Articles about computer stuff generally catch my eye. Because today is a "slow" day, I decided to troll some of the news sites and look for something that was interesting. I ended up reading this article on Fox New's website found here. Before I lose anyone (either because I'm reading something from Fox News or because this might end up being technical), if you have any interest in the Iranian enrichment program, you've really got to take a few minutes and read that Fox News article. It is very interesting.
So, what is the Stuxnet worm? You'll need to read the Wikipedia link for technical analysis. (The Wikipedia link can be a bit technical, so be warned.) Essentially it is a worm that installs itself into programmable logic controllers (PLC) and causes certain industrial equipment (as in nuclear enrichment centrifuges) to malfunction. It will cause the centrifuges to speed up and then slow down, but masks these variances to the computers controlling the centrifuges. When diagnostics are run, nothing abnormal shows up. An added benefit is that the uranium that is being enriched ends up being less than optimal, and so it delays Iran's nuclear program.
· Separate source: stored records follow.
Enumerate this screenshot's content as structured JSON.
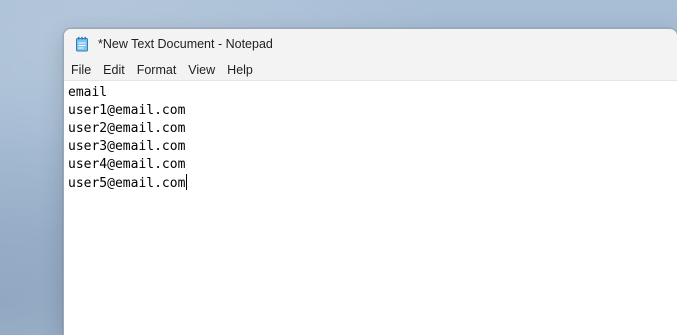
{
  "window": {
    "title": "*New Text Document - Notepad",
    "icon": "notepad-icon"
  },
  "menu": {
    "items": [
      {
        "label": "File"
      },
      {
        "label": "Edit"
      },
      {
        "label": "Format"
      },
      {
        "label": "View"
      },
      {
        "label": "Help"
      }
    ]
  },
  "document": {
    "lines": [
      "email",
      "user1@email.com",
      "user2@email.com",
      "user3@email.com",
      "user4@email.com",
      "user5@email.com"
    ]
  }
}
According to descriptions in the article the worm is one sophisticated piece of code. According to the article, the code is also very targeted so that it only attacks certain types of PLC equipment. The people who wrote this were smart. Very smart. They used four Windows zero day exploits (zero day exploits are security holes in the code that no one knows about except for the hackers) on the worm. They understood how people work. They got the code where they wanted it and it took off like crazy. And they were able to clean up after themselves. The people involved here knew what they were doing. And they appear to have been highly successful in their attack.
So, what does this mean for the Iranians and their nuclear ambitions? Stuxnet is a delay and a learning lesson. It is a delay because they have to clean up the virus and they have to repair their damaged centrifuges. They also have to re-enrich the uranium that ended up not being as enriched as they wanted it to be. This is a learning lesson because I am sure they are hardening their networking defenses so they are not susceptible to this kind of attack ever again. If it does happen again, it means that they still have security and policy issues to deal with. But I suspect they will be better prepared than they were previously.
To the authors of Stuxnet, all I've got to say is dang, you're good. Keep up the good work.